(Source records)

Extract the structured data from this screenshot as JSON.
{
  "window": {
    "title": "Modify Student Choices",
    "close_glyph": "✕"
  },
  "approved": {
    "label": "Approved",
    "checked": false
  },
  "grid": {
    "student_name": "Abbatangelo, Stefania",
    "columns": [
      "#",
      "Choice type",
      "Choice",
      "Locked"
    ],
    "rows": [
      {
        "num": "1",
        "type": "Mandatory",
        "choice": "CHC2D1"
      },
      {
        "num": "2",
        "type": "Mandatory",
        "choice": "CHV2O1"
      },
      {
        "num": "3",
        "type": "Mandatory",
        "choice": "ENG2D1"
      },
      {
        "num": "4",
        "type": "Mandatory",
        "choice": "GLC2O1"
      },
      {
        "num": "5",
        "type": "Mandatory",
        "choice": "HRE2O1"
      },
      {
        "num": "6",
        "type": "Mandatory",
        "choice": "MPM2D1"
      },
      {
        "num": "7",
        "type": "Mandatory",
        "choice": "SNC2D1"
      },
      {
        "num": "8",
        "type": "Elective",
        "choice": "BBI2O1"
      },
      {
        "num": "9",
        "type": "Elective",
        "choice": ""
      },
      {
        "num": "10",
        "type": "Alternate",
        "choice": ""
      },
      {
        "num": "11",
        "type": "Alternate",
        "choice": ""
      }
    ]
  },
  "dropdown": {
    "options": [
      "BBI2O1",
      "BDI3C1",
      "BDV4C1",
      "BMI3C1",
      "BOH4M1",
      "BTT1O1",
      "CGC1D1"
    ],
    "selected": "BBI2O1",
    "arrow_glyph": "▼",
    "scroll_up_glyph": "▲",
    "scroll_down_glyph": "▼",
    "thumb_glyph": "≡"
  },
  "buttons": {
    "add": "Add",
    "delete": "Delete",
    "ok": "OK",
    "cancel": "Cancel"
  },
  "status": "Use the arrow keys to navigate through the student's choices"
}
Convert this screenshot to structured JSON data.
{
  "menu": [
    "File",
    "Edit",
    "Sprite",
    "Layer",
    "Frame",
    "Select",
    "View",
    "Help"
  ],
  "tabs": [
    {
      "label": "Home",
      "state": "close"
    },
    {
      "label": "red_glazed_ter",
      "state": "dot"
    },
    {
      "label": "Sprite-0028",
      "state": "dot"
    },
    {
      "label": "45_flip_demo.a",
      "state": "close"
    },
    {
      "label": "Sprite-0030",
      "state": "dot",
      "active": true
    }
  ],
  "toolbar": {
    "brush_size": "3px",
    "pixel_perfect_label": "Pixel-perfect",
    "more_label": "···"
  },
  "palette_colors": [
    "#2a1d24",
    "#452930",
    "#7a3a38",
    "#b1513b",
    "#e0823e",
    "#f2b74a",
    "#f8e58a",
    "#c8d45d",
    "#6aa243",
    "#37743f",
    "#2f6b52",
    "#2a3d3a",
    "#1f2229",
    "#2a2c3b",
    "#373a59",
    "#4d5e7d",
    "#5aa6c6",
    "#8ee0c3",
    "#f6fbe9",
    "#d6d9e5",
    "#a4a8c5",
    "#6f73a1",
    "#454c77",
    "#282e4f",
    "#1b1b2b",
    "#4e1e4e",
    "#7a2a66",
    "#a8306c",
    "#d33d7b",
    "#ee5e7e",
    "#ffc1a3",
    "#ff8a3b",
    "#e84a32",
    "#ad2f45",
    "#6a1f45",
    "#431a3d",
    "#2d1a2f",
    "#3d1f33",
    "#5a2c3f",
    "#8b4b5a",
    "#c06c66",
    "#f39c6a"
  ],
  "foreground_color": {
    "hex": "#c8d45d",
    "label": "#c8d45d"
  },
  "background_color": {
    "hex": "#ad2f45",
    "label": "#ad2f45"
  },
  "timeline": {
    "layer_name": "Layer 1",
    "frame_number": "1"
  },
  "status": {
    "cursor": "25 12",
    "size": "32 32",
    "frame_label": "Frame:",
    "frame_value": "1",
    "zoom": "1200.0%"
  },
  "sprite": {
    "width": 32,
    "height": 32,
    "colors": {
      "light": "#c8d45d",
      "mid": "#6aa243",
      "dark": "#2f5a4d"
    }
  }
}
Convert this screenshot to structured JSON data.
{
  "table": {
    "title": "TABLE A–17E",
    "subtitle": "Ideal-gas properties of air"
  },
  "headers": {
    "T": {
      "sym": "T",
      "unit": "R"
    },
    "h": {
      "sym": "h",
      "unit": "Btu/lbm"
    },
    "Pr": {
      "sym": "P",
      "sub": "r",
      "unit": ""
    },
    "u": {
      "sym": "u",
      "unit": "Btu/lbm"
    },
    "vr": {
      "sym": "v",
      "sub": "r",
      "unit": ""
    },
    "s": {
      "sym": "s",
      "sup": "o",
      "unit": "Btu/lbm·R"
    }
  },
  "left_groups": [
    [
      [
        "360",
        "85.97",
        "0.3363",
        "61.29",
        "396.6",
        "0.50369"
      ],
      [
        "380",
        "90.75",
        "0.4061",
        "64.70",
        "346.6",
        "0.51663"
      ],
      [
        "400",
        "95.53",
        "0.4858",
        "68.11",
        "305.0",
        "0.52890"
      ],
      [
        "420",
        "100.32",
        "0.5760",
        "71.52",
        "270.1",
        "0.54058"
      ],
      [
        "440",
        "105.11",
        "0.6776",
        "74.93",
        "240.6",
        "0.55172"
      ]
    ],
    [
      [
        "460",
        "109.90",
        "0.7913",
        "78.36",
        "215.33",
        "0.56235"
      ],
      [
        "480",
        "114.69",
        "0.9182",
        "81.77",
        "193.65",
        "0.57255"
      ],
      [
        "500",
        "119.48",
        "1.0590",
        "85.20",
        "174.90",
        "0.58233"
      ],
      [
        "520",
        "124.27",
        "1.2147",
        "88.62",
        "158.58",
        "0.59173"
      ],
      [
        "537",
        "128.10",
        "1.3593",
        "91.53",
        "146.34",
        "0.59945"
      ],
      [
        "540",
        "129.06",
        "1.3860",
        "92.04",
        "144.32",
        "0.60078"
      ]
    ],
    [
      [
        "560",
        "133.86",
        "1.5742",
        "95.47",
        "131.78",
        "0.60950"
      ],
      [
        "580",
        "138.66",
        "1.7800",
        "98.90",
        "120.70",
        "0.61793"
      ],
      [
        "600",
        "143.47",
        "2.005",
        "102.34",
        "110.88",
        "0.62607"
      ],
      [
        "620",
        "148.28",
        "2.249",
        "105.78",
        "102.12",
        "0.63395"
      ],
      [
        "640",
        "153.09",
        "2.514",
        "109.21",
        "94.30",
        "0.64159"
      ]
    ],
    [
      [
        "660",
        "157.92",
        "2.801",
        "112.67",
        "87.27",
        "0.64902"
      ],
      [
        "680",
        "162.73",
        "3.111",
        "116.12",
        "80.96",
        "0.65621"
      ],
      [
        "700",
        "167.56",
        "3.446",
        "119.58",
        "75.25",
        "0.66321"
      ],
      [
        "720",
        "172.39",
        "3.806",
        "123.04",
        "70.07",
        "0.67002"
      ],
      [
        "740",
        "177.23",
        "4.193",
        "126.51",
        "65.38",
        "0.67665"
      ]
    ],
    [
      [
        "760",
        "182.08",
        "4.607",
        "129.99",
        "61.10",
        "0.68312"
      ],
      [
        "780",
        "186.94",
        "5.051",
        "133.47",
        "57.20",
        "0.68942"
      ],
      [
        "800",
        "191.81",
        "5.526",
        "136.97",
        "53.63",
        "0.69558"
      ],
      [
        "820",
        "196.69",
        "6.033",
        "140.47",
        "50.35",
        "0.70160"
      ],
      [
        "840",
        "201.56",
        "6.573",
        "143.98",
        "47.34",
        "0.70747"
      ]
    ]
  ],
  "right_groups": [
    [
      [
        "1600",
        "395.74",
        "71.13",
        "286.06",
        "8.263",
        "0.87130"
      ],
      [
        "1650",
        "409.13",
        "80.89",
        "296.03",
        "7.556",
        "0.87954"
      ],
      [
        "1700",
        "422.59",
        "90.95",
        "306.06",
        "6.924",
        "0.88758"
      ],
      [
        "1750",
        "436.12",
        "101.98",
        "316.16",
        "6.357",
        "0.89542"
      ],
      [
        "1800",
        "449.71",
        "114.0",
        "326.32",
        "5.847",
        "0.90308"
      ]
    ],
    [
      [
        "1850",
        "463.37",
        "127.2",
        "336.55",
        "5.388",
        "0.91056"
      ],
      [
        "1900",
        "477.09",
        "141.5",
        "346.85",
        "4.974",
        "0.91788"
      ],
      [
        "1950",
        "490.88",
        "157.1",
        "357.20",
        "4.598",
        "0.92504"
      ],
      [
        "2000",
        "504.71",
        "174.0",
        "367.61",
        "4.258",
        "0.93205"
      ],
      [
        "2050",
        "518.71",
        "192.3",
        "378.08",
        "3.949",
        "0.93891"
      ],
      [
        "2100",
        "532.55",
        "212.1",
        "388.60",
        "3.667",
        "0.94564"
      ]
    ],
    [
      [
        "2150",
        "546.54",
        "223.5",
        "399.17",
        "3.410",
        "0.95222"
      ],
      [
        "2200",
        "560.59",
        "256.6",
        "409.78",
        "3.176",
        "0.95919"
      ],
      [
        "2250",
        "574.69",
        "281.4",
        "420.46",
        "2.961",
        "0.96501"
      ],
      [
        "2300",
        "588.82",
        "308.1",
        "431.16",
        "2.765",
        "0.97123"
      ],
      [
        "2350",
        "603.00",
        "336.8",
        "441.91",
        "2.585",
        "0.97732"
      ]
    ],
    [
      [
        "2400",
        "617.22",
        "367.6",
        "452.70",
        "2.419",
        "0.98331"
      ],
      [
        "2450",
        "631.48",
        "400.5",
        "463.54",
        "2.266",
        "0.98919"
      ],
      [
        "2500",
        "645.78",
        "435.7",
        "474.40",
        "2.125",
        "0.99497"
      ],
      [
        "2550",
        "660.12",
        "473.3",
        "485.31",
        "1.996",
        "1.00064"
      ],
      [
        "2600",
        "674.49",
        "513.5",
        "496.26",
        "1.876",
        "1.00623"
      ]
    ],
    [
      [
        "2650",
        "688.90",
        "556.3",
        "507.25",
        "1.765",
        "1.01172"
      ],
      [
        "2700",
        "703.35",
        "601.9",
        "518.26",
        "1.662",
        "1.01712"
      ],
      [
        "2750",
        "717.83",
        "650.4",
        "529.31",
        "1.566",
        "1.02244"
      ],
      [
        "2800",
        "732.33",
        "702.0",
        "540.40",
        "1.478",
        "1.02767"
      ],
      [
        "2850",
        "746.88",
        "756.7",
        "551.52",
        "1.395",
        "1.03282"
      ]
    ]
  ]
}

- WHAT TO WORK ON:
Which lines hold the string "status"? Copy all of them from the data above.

- WRITTEN ANSWER:
  "status": "Use the arrow keys to navigate through the student's choices"
  "status": {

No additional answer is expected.